Digital screens wreak havoc on the eyesMay 15, 2019 02:30PM ● By Kimberly Blaker
According to The Vision Council, the symptoms of computer vision syndrome include eye strain, dry eyes, headache, blurred vision, and neck and shoulder pain.
Fortunately, there are solutions to prevent or cure computer vision syndrome. The first is to set limits on your daily leisure media use.
When using a computer, the screen should be positioned at an arm's distance away. Increasing the font size helps to reduce strain as well. Also, to eliminate glare, reduce overhead lighting.
Another way to protect against computer vision syndrome is by wearing computer eyeglasses. Make an appointment with an optometrist to discuss your screen use to determine if computer glasses are right for you.
Finally, follow the 20-20-20 rule recommended by the AOA. Every 20 minutes, take a 20-second screen break by looking at something 20 feet away.
Blue light hazards Exposure to blue light is another hazard of digital screens. Blue light comes from many sources, primarily sunlight as well as LED and fluorescent lighting. But smart phones, flat-screen TVs, computers and electronic notebooks also emit significant amounts of blue light.
The reason this is a problem is that our eyes cannot block blue light.
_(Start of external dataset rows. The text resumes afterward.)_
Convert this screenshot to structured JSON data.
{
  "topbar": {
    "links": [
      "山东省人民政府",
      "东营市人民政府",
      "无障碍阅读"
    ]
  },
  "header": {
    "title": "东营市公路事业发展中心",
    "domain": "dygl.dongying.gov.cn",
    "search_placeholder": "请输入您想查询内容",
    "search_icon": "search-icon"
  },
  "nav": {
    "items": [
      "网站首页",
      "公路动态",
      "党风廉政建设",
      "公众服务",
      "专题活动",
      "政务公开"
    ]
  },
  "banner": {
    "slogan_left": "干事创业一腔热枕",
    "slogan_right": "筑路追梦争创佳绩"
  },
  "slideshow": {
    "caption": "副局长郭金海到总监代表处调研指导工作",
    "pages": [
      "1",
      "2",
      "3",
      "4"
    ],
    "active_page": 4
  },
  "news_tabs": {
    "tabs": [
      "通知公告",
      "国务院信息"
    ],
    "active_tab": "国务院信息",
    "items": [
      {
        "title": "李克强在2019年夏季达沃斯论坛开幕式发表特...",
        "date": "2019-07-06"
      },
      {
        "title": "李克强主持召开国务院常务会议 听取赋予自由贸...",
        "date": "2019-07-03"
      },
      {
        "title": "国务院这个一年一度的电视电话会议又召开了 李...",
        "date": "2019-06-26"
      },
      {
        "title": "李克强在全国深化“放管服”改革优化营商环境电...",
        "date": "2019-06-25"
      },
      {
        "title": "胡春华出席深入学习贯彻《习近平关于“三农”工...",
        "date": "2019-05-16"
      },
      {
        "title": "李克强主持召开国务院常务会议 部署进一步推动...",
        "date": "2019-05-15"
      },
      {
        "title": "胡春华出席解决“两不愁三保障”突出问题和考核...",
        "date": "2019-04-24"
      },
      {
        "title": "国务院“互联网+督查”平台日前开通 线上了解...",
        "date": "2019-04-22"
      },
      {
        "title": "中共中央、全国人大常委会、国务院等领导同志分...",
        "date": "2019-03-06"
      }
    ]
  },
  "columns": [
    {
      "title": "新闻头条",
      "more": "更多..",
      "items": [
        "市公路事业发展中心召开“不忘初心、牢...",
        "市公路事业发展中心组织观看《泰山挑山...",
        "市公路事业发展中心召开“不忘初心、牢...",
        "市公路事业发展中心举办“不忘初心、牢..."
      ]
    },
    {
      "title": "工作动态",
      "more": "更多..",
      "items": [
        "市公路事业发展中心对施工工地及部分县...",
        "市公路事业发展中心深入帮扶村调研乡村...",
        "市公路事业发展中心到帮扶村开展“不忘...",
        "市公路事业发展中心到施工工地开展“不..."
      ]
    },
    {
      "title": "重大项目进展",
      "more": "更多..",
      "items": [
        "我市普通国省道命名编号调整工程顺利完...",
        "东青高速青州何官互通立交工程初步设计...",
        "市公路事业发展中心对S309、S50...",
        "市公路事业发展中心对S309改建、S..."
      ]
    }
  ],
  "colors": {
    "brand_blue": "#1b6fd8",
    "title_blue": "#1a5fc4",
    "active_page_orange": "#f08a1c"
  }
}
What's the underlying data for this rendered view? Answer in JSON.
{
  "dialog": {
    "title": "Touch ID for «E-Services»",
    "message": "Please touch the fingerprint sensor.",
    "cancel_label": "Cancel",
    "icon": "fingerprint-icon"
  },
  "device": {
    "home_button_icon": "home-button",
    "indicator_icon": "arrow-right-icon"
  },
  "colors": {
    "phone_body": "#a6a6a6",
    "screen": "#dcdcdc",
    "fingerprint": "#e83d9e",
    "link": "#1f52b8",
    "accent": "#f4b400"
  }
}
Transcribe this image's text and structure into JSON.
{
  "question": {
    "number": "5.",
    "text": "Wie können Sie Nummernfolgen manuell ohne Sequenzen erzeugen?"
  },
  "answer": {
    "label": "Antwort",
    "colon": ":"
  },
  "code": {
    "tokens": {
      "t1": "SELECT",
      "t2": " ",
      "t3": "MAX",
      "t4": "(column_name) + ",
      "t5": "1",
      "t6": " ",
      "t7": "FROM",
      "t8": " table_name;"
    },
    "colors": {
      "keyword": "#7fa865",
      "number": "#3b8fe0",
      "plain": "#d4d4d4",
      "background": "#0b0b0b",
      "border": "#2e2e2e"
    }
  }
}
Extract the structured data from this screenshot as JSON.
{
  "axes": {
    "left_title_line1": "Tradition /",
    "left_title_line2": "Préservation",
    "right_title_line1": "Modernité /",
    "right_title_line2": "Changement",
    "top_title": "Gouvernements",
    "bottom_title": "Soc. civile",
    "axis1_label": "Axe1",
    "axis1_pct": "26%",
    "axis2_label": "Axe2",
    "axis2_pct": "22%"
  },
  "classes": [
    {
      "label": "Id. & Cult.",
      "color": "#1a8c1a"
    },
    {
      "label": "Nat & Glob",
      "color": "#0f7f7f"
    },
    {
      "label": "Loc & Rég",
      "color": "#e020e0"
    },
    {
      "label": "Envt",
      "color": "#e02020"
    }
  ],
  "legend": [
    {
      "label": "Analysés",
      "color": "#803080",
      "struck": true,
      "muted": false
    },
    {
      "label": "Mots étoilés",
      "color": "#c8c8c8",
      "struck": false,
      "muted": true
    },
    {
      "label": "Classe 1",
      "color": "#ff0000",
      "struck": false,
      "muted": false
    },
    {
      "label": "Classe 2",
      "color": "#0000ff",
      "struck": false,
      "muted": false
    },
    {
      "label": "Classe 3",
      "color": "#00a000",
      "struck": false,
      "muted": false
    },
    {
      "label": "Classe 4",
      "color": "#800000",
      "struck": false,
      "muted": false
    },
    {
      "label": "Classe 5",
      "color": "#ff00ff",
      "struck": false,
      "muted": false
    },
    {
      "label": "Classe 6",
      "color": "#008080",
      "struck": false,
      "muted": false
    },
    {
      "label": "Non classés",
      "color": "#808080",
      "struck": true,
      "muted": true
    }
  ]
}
As a result, it penetrates the eye lens and cornea and reaches the retina. Prolonged exposure to blue light likely contributes to macular degeneration and vision loss.
Harvard researchers found that blue light affects the circadian rhythm and throws off the body's biological clock as well. Nighttime light exposure appears to be particularly unhealthy. Numerous studies have linked exposure to light at night (while working the night shift) with breast and prostate cancer, heart disease, diabetes and obesity. But our eyes aren't the only thing impacted by blue light. Even dim light affects people’s circadian rhythm and interferes with melatonin secretion. The resulting lack of sleep then increases the risk for depression. Shut down devices two to three hours before bed, if possible, or at least dim the screen light in the evenings.
If you use a nightlight, use a dim red light, which has the least impact on the circadian rhythm and the eyes.
If you spend much time on digital devices, stay up late, or work the night shift, wear blue-blocking glasses to reduce the likelihood of damage to your eyes or throwing your circadian rhythm out of balance